An estimated 1. 02 billion people in the world go hungry. Ireland during the mid 1900s had tremendous amounts of poverty across the country. This poverty level increases hunger as well. When put into the hands of life and death one may be torn between what they believe is right and what is necessary to survive. In Angela’s Ashes by Frank McCourt, Frank displays how poverty and hunger caused him to go against his morals to avoid starvation. Mr. and Mrs. McCourt struggled to feed their family throughout Angela’s Ashes. The McCourts are hungry through most of the entire book.
Frank, being a child through a majority of the memoir chooses to steal food many times to avoid the constant craving for it. Although Frank knows stealing is morally wrong he continues to do it. Frank and his friend Paddy cut class to eat apples and drink milk from a farm after not being fed lunch. As Paddy may have not known, Frank did know that stealing the apples and milk was wrong. Even though he did wonder “why anyone should be hungry in a world full of milk and apples”, he also states “I don’t want to rob orchards and milk cows forever” (161).
In the next chapter frank again steals food, but this time it is fish and chips from a drunken man at a pub. Even though frank’s hunger has been relieved he suffers the feeling of guilt and goes to confession. On the contrary when Frank steals milk and bread from the rich neighborhoods he has less feeling of guilt. At this time Frank is stealing the food to keep him and his family from hunger. As he grows older he has less feeling of guilt for stealing food. He begins to understand to starve himself would be more of a sin than to steal from those who will never starve.
Also, he is no longer selfishly eating the food, but offering it to his family and friends. The stealing of the food does not only show frank’s life of hunger and poverty but also maturity. Not only did Frank steal food, the McCourts in some cases used people for money and food. Fintan Slattery is a kind religious boy who generously gives away food to Paddy and Frank. “I feel ashamed because they’ll say I curl my hair and I’ll be tormented in the schoolyard and why does he think I’m his friend? ” (157). Frank thinks this, but he continues to talk and play with Fintan until Fintan no longer offers food to Frank and Paddy.
Frank and Paddy built this friendship with Fintan only to satisfy their hunger.
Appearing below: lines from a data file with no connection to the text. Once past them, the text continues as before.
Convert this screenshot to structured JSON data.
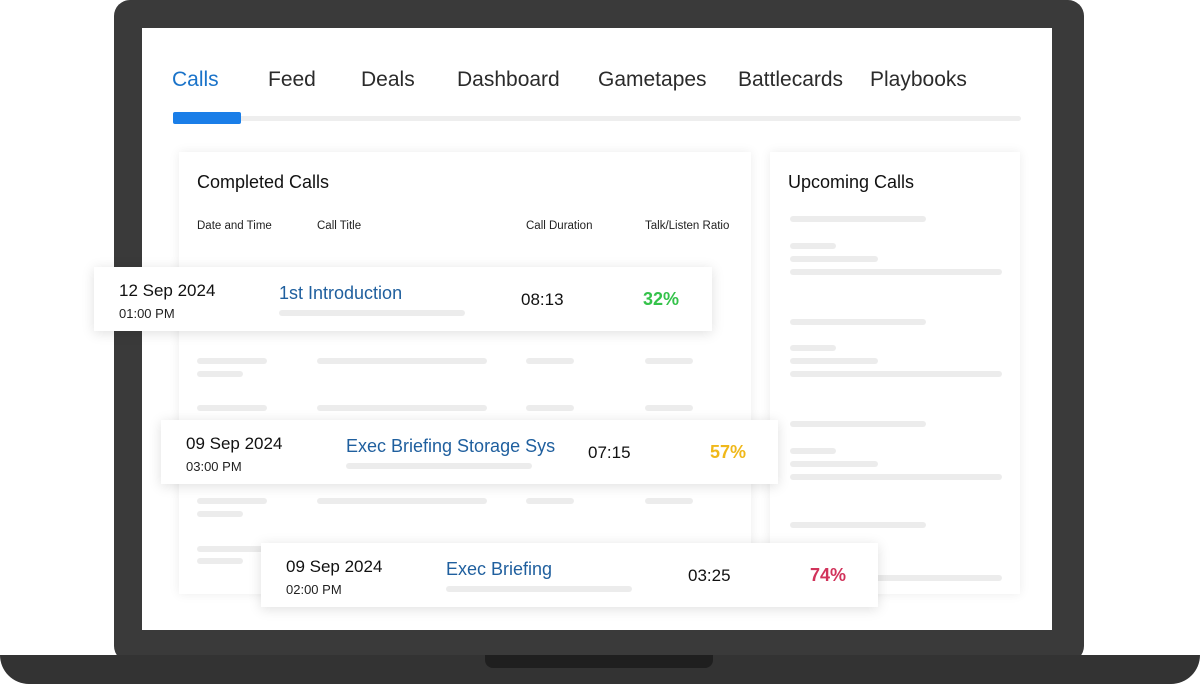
{
  "tabs": [
    {
      "label": "Calls",
      "active": true
    },
    {
      "label": "Feed",
      "active": false
    },
    {
      "label": "Deals",
      "active": false
    },
    {
      "label": "Dashboard",
      "active": false
    },
    {
      "label": "Gametapes",
      "active": false
    },
    {
      "label": "Battlecards",
      "active": false
    },
    {
      "label": "Playbooks",
      "active": false
    }
  ],
  "completed": {
    "title": "Completed Calls",
    "columns": [
      "Date and Time",
      "Call Title",
      "Call Duration",
      "Talk/Listen Ratio"
    ],
    "calls": [
      {
        "date": "12 Sep 2024",
        "time": "01:00 PM",
        "title": "1st Introduction",
        "duration": "08:13",
        "ratio": "32%",
        "ratio_color": "#34c24a"
      },
      {
        "date": "09 Sep 2024",
        "time": "03:00 PM",
        "title": "Exec Briefing Storage Sys",
        "duration": "07:15",
        "ratio": "57%",
        "ratio_color": "#f0b81a"
      },
      {
        "date": "09 Sep 2024",
        "time": "02:00 PM",
        "title": "Exec Briefing",
        "duration": "03:25",
        "ratio": "74%",
        "ratio_color": "#d1335b"
      }
    ]
  },
  "upcoming": {
    "title": "Upcoming Calls"
  },
  "colors": {
    "accent": "#1a73c9",
    "indicator": "#1a7ee8",
    "device": "#3a3a3a"
  }
}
In the memoir when Frank has typhoid fever he spends much time at the hospital with the clean sheets and chocolate. “I lie in bed and think of the hospital where the white sheets were changed every day and there wasn’t a sign of a flea” (203). In most cases hospitals are thought as places of sickness and death. He looked at the hospital as somewhere he wanted to be because his home living conditions were unsatisfactory. Later on in the book, Angela McCourt cannot pay the rent of the apartment, so the family moves in with her cousin, Laman.
Laman has been sleeping with Frank’s mother, and beating Frank. Laman calls Angela “A great lump living free under his roof with her pack of brats” (293). The treatment from Laman is wrong, and Angela knows what she is doing is morally wrong, but she continues to in order to keep her family sheltered and healthy. In these situations during Frank McCourt’s life he chooses food and comfort over what was morally correct. The McCourts lived in poverty in which it was not easy for them to purchase food to keep them from being hungry. They had to endure embarrassing moments to put food on the table.
A common way to get food and money for many people in poverty in Ireland was through churches and charities. Angela goes to the St. Vincent De Paul Society for help. The women question Angela because of her appearance, but with her pity story they come through and give her money for groceries. Ashamed enough to go to the charity, it was more embarrassing for Angela to explain her husband’s drinking and children’s suffering. In more than one situation Angela borrowed money from the grocery store to pay for the small amount of food needed to feed her family. It was embarrassing for Angela to continue borrowing money, even if she paid it back.
Angela had no other choice but to borrow money. Without the food she and her family would starve. On Christmas the McCourts could not afford a typical Christmas ham from the butchers shop. The only thing cheap enough was a pig’s head that the butcher gave to them out of pity. Frank carried the pig head throughout the streets as his friends laughed at him. To cook the pig Frank and his father, Malachy, collected coal along the streets. Again they were laughed at for their poverty. When the pig’s head was ready to be eaten Malachy does not want to eat it. “He takes the plate that holds the pig’s head and puts it on the floor under the table.
Now, he says to Malachy, that’s ham, and Malachy eats it” (101). The family’s poverty level causes them to have hardship to supply a single meal on Christmas. These examples show the McCourts would do anything regardless of how embarrassing it was to get food. Frank McCourt and his family lived a life of Hunger and Poverty. Both were inconvenient ways to live. Fortunately the McCourts did what they needed to do to live through the hunger cravings caused by their poverty level even if it meant to steal, use people, or embarrass themselves throughout the memoir Angela’s Ashes.